__TASK ITEM__.
Write out the full listing exactly.

__ENTRIES SHOWN__.
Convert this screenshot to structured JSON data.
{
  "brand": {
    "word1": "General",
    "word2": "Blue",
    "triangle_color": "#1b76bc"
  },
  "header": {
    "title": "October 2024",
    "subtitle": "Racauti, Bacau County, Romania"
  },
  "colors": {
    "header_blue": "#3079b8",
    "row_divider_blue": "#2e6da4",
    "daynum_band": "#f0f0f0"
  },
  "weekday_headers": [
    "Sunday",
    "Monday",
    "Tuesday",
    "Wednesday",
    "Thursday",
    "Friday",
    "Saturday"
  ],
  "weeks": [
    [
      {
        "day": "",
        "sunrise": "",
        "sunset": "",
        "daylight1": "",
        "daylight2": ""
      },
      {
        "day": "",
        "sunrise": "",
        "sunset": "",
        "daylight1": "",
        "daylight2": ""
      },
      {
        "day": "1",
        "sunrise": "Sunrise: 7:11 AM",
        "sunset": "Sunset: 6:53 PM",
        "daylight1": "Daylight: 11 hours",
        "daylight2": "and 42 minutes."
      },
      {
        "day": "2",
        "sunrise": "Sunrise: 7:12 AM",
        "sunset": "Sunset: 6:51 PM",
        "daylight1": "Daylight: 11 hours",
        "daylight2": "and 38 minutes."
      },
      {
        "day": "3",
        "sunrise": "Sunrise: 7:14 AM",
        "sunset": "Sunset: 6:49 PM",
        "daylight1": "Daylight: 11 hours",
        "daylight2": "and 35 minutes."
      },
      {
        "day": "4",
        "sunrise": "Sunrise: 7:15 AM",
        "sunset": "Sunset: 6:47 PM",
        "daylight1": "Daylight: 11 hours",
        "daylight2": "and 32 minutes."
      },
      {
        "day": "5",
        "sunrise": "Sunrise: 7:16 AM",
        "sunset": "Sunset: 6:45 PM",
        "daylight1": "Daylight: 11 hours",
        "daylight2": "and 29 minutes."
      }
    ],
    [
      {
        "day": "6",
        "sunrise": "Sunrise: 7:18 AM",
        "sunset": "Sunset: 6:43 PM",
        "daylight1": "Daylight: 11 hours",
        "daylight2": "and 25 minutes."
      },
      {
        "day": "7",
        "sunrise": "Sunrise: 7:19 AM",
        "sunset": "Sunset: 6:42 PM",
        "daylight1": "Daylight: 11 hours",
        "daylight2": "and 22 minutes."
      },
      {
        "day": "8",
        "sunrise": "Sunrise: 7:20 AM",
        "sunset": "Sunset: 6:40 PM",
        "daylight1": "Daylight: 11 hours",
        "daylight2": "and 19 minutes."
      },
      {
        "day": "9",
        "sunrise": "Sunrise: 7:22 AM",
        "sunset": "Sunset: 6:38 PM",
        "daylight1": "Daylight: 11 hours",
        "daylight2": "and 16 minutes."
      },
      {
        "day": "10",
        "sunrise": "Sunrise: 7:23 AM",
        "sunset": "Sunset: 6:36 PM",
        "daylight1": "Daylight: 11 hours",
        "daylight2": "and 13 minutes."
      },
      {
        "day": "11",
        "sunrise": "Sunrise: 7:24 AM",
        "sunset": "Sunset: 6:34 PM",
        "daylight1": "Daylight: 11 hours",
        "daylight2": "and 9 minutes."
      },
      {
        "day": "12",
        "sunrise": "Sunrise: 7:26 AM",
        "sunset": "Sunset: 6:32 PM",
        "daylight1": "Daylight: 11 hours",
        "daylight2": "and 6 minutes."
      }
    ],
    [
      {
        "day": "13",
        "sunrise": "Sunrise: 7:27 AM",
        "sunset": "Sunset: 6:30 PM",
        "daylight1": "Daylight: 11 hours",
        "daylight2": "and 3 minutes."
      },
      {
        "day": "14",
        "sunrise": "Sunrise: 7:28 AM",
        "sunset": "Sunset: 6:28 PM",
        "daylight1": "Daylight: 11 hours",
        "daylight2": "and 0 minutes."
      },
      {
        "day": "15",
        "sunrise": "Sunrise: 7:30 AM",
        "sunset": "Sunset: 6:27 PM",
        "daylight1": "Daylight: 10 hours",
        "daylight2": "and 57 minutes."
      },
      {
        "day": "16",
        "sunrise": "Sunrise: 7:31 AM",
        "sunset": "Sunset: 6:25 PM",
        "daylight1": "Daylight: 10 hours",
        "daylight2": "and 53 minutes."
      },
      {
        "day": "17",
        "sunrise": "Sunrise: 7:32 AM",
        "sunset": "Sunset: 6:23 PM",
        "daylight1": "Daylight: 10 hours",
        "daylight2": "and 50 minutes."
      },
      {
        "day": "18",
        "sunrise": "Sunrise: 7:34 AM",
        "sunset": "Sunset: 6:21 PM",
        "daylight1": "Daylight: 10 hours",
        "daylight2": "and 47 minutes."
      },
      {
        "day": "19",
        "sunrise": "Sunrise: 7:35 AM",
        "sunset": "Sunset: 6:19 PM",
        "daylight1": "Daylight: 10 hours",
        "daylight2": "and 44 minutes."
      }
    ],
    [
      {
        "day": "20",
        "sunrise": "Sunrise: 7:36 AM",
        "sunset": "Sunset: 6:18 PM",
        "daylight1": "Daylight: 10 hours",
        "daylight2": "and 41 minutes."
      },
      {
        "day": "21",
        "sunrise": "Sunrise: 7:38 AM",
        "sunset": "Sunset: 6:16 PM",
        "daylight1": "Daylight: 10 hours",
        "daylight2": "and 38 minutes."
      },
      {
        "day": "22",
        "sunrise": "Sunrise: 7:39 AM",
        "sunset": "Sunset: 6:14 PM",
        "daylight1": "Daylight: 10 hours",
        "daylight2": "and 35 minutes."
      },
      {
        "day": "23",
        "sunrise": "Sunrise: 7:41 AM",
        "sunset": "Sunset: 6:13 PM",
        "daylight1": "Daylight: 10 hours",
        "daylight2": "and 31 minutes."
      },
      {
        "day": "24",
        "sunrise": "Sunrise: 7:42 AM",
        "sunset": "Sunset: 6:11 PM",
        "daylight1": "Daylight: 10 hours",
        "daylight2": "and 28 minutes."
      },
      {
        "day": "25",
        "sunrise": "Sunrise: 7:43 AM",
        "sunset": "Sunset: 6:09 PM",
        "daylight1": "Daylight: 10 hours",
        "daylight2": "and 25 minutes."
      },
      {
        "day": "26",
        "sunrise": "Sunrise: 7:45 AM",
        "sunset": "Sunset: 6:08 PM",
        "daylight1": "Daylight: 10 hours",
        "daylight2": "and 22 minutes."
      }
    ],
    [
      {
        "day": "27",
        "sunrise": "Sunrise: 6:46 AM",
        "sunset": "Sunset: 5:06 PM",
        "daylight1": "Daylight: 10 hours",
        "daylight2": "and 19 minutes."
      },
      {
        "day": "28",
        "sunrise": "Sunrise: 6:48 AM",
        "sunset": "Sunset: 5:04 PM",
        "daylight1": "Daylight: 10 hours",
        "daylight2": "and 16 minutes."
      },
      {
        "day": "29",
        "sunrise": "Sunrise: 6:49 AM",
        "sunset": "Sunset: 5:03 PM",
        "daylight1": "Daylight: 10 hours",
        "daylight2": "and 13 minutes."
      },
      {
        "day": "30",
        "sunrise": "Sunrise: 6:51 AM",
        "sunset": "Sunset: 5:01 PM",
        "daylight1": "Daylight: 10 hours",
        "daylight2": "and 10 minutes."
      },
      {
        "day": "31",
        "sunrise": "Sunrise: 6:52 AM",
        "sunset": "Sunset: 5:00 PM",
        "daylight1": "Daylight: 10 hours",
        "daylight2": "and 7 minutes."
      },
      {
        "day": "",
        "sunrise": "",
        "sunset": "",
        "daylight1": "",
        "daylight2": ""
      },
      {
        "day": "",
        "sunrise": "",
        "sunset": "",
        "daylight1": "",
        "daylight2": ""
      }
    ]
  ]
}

__EXERCISE RESPONSE__.
Convert this screenshot to structured JSON data.
{
  "brand": {
    "word1": "General",
    "word2": "Blue",
    "triangle_color": "#1b76bc"
  },
  "header": {
    "title": "October 2024",
    "subtitle": "Racauti, Bacau County, Romania"
  },
  "colors": {
    "header_blue": "#3079b8",
    "row_divider_blue": "#2e6da4",
    "daynum_band": "#f0f0f0"
  },
  "weekday_headers": [
    "Sunday",
    "Monday",
    "Tuesday",
    "Wednesday",
    "Thursday",
    "Friday",
    "Saturday"
  ],
  "weeks": [
    [
      {
        "day": "",
        "sunrise": "",
        "sunset": "",
        "daylight1": "",
        "daylight2": ""
      },
      {
        "day": "",
        "sunrise": "",
        "sunset": "",
        "daylight1": "",
        "daylight2": ""
      },
      {
        "day": "1",
        "sunrise": "Sunrise: 7:11 AM",
        "sunset": "Sunset: 6:53 PM",
        "daylight1": "Daylight: 11 hours",
        "daylight2": "and 42 minutes."
      },
      {
        "day": "2",
        "sunrise": "Sunrise: 7:12 AM",
        "sunset": "Sunset: 6:51 PM",
        "daylight1": "Daylight: 11 hours",
        "daylight2": "and 38 minutes."
      },
      {
        "day": "3",
        "sunrise": "Sunrise: 7:14 AM",
        "sunset": "Sunset: 6:49 PM",
        "daylight1": "Daylight: 11 hours",
        "daylight2": "and 35 minutes."
      },
      {
        "day": "4",
        "sunrise": "Sunrise: 7:15 AM",
        "sunset": "Sunset: 6:47 PM",
        "daylight1": "Daylight: 11 hours",
        "daylight2": "and 32 minutes."
      },
      {
        "day": "5",
        "sunrise": "Sunrise: 7:16 AM",
        "sunset": "Sunset: 6:45 PM",
        "daylight1": "Daylight: 11 hours",
        "daylight2": "and 29 minutes."
      }
    ],
    [
      {
        "day": "6",
        "sunrise": "Sunrise: 7:18 AM",
        "sunset": "Sunset: 6:43 PM",
        "daylight1": "Daylight: 11 hours",
        "daylight2": "and 25 minutes."
      },
      {
        "day": "7",
        "sunrise": "Sunrise: 7:19 AM",
        "sunset": "Sunset: 6:42 PM",
        "daylight1": "Daylight: 11 hours",
        "daylight2": "and 22 minutes."
      },
      {
        "day": "8",
        "sunrise": "Sunrise: 7:20 AM",
        "sunset": "Sunset: 6:40 PM",
        "daylight1": "Daylight: 11 hours",
        "daylight2": "and 19 minutes."
      },
      {
        "day": "9",
        "sunrise": "Sunrise: 7:22 AM",
        "sunset": "Sunset: 6:38 PM",
        "daylight1": "Daylight: 11 hours",
        "daylight2": "and 16 minutes."
      },
      {
        "day": "10",
        "sunrise": "Sunrise: 7:23 AM",
        "sunset": "Sunset: 6:36 PM",
        "daylight1": "Daylight: 11 hours",
        "daylight2": "and 13 minutes."
      },
      {
        "day": "11",
        "sunrise": "Sunrise: 7:24 AM",
        "sunset": "Sunset: 6:34 PM",
        "daylight1": "Daylight: 11 hours",
        "daylight2": "and 9 minutes."
      },
      {
        "day": "12",
        "sunrise": "Sunrise: 7:26 AM",
        "sunset": "Sunset: 6:32 PM",
        "daylight1": "Daylight: 11 hours",
        "daylight2": "and 6 minutes."
      }
    ],
    [
      {
        "day": "13",
        "sunrise": "Sunrise: 7:27 AM",
        "sunset": "Sunset: 6:30 PM",
        "daylight1": "Daylight: 11 hours",
        "daylight2": "and 3 minutes."
      },
      {
        "day": "14",
        "sunrise": "Sunrise: 7:28 AM",
        "sunset": "Sunset: 6:28 PM",
        "daylight1": "Daylight: 11 hours",
        "daylight2": "and 0 minutes."
      },
      {
        "day": "15",
        "sunrise": "Sunrise: 7:30 AM",
        "sunset": "Sunset: 6:27 PM",
        "daylight1": "Daylight: 10 hours",
        "daylight2": "and 57 minutes."
      },
      {
        "day": "16",
        "sunrise": "Sunrise: 7:31 AM",
        "sunset": "Sunset: 6:25 PM",
        "daylight1": "Daylight: 10 hours",
        "daylight2": "and 53 minutes."
      },
      {
        "day": "17",
        "sunrise": "Sunrise: 7:32 AM",
        "sunset": "Sunset: 6:23 PM",
        "daylight1": "Daylight: 10 hours",
        "daylight2": "and 50 minutes."
      },
      {
        "day": "18",
        "sunrise": "Sunrise: 7:34 AM",
        "sunset": "Sunset: 6:21 PM",
        "daylight1": "Daylight: 10 hours",
        "daylight2": "and 47 minutes."
      },
      {
        "day": "19",
        "sunrise": "Sunrise: 7:35 AM",
        "sunset": "Sunset: 6:19 PM",
        "daylight1": "Daylight: 10 hours",
        "daylight2": "and 44 minutes."
      }
    ],
    [
      {
        "day": "20",
        "sunrise": "Sunrise: 7:36 AM",
        "sunset": "Sunset: 6:18 PM",
        "daylight1": "Daylight: 10 hours",
        "daylight2": "and 41 minutes."
      },
      {
        "day": "21",
        "sunrise": "Sunrise: 7:38 AM",
        "sunset": "Sunset: 6:16 PM",
        "daylight1": "Daylight: 10 hours",
        "daylight2": "and 38 minutes."
      },
      {
        "day": "22",
        "sunrise": "Sunrise: 7:39 AM",
        "sunset": "Sunset: 6:14 PM",
        "daylight1": "Daylight: 10 hours",
        "daylight2": "and 35 minutes."
      },
      {
        "day": "23",
        "sunrise": "Sunrise: 7:41 AM",
        "sunset": "Sunset: 6:13 PM",
        "daylight1": "Daylight: 10 hours",
        "daylight2": "and 31 minutes."
      },
      {
        "day": "24",
        "sunrise": "Sunrise: 7:42 AM",
        "sunset": "Sunset: 6:11 PM",
        "daylight1": "Daylight: 10 hours",
        "daylight2": "and 28 minutes."
      },
      {
        "day": "25",
        "sunrise": "Sunrise: 7:43 AM",
        "sunset": "Sunset: 6:09 PM",
        "daylight1": "Daylight: 10 hours",
        "daylight2": "and 25 minutes."
      },
      {
        "day": "26",
        "sunrise": "Sunrise: 7:45 AM",
        "sunset": "Sunset: 6:08 PM",
        "daylight1": "Daylight: 10 hours",
        "daylight2": "and 22 minutes."
      }
    ],
    [
      {
        "day": "27",
        "sunrise": "Sunrise: 6:46 AM",
        "sunset": "Sunset: 5:06 PM",
        "daylight1": "Daylight: 10 hours",
        "daylight2": "and 19 minutes."
      },
      {
        "day": "28",
        "sunrise": "Sunrise: 6:48 AM",
        "sunset": "Sunset: 5:04 PM",
        "daylight1": "Daylight: 10 hours",
        "daylight2": "and 16 minutes."
      },
      {
        "day": "29",
        "sunrise": "Sunrise: 6:49 AM",
        "sunset": "Sunset: 5:03 PM",
        "daylight1": "Daylight: 10 hours",
        "daylight2": "and 13 minutes."
      },
      {
        "day": "30",
        "sunrise": "Sunrise: 6:51 AM",
        "sunset": "Sunset: 5:01 PM",
        "daylight1": "Daylight: 10 hours",
        "daylight2": "and 10 minutes."
      },
      {
        "day": "31",
        "sunrise": "Sunrise: 6:52 AM",
        "sunset": "Sunset: 5:00 PM",
        "daylight1": "Daylight: 10 hours",
        "daylight2": "and 7 minutes."
      },
      {
        "day": "",
        "sunrise": "",
        "sunset": "",
        "daylight1": "",
        "daylight2": ""
      },
      {
        "day": "",
        "sunrise": "",
        "sunset": "",
        "daylight1": "",
        "daylight2": ""
      }
    ]
  ]
}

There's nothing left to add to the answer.